6. Use Dining Rewards Programs
Similar to their shopping portals, airlines also have dining rewards programs. You sign up with your frequent flier number, register your credit card, and get extra points when you dine at participating restaurants in the airline’s network (which rotate throughout the year).
Join one of the programs in the Rewards Network (which has all the dining programs) so you can get five miles per dollar spent once you became a “VIP member,” which happens after 12 dines. So if you get those 12 under your belt (so to speak) early in the year, for the rest of the year, you’ll be getting five points per dollar spent! (Many programs also offer sign-up bonuses and extra points for leaving restaurant reviews.)
For example, on a $100 USD bill, you’d earn 500 points toward your favorite airline in addition to the points you’d get for your credit card spend.
It’s really simple to use, takes no work to set up, and gives you points for doing something you’re going to do anyway. With over 10,000 restaurants to choose from, there are plenty of places to choose from!
Note: While you can sign up for every program, you cannot register a credit card with more than one. That means that if your Chase Sapphire Preferred card is tied to your American Airlines account, you can’t earn miles on your United Airlines account with that same card.
7. Double-Dipping With Crossover Rewards
There’s a growing number of companies partnering with each other, and this is an amazing way to double-dip points:
- Delta SkyMiles members earn a mile for every dollar spent on US Lyft rides and 2 points per dollar spent on airport rides, and new members can get $20 USD off their first ride.

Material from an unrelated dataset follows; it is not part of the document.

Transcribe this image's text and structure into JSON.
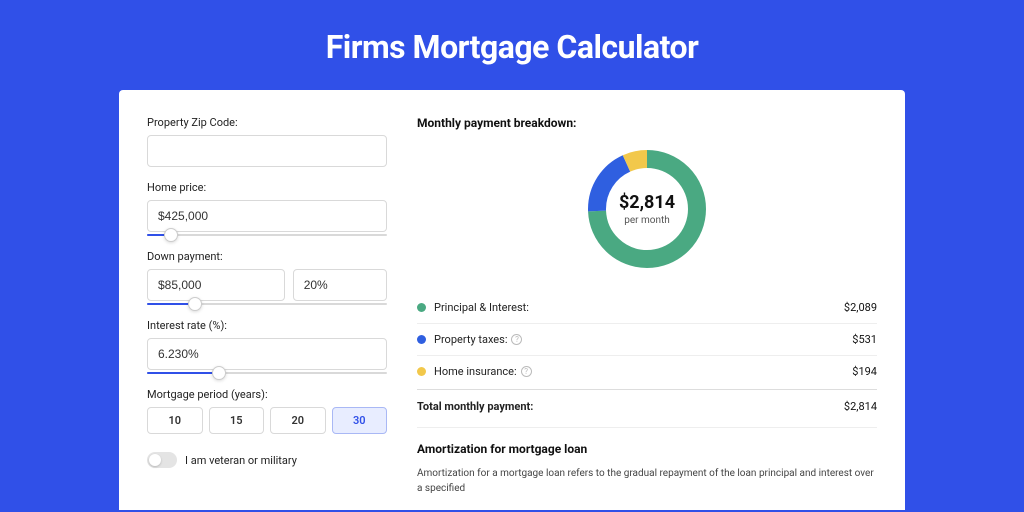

- Delta SkyMiles members can also get 1 Delta mile for every dollar spent with Airbnb.
Even though the points are small on these crossover rewards, they still add up — and give you a chance to never leave a mile on the table! Check to see what other options there are!
By following the above tricks, you can maximize your points per dollar spent and cut down the time it takes you to earn free travel. This is about maximizing the points you get for the money you are going to spend anyway!

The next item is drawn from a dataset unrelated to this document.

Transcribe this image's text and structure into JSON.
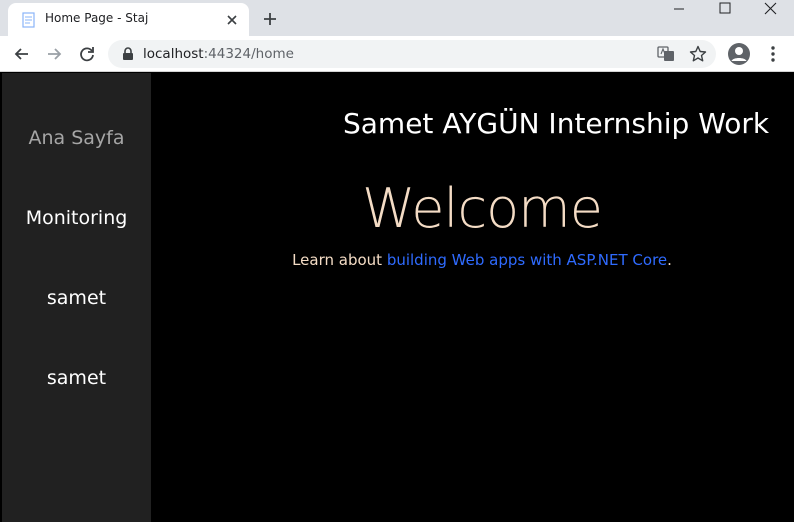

Airlines love when people actually fly to earn their miles, and they treat those who do with extra special care. However, they make it so easy to earn the frequent flier miles that it’s silly to not take advantage of the situation while it lasts. Business class is no longer out of reach for even the most infrequent flier.
Even if you only fly once or twice a year, why not put in a couple of extra hours a month to ensure that when you do fly, you do so in style, like Pat?

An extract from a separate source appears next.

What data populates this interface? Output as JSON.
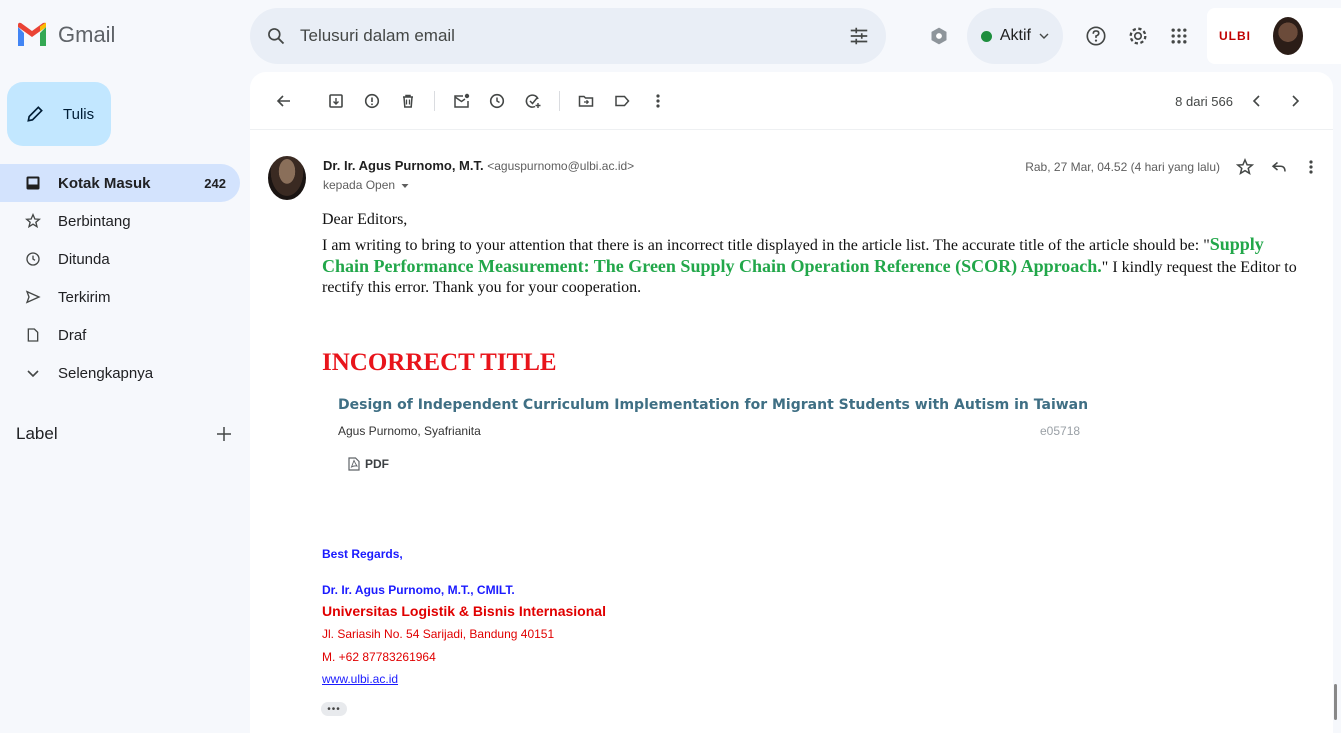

Use these tips to get free business-class flights and upgrade your travels! It’s what all the travel experts do after all!
Book Your Trip: Logistical Tips and Tricks
Book Your Flight
Find a cheap flight by using Skyscanner. It’s my favorite search engine because it searches websites and airlines around the globe so you always know no stone is being left unturned.
Book Your Accommodation
You can book your hostel with Hostelworld. If you want to stay somewhere other than a hostel, use Booking.com as it consistently returns the cheapest rates for guesthouses and hotels.
Don’t Forget Travel Insurance
Travel insurance will protect you against illness, injury, theft, and cancellations. It’s comprehensive protection in case anything goes wrong. I never go on a trip without it as I’ve had to use it many times in the past. My favorite companies that offer the best service and value are:
- SafetyWing (best for everyone)
- Insure My Trip (for those 70 and over)
- Medjet (for additional evacuation coverage)
Want to Travel for Free?
Travel credit cards allow you to earn points that can be redeemed for free flights and accommodation — all without any extra spending. Check out my guide to picking the right card and my current favorites to get started and see the latest best deals.
Need Help Finding Activities for Your Trip?
Get Your Guide is a huge online marketplace where you can find cool walking tours, fun excursions, skip-the-line tickets, private guides, and more.
Ready to Book Your Trip?
Check out my resource page for the best companies to use when you travel. I list all the ones I use when I travel. They are the best in class and you can’t go wrong using them on your trip.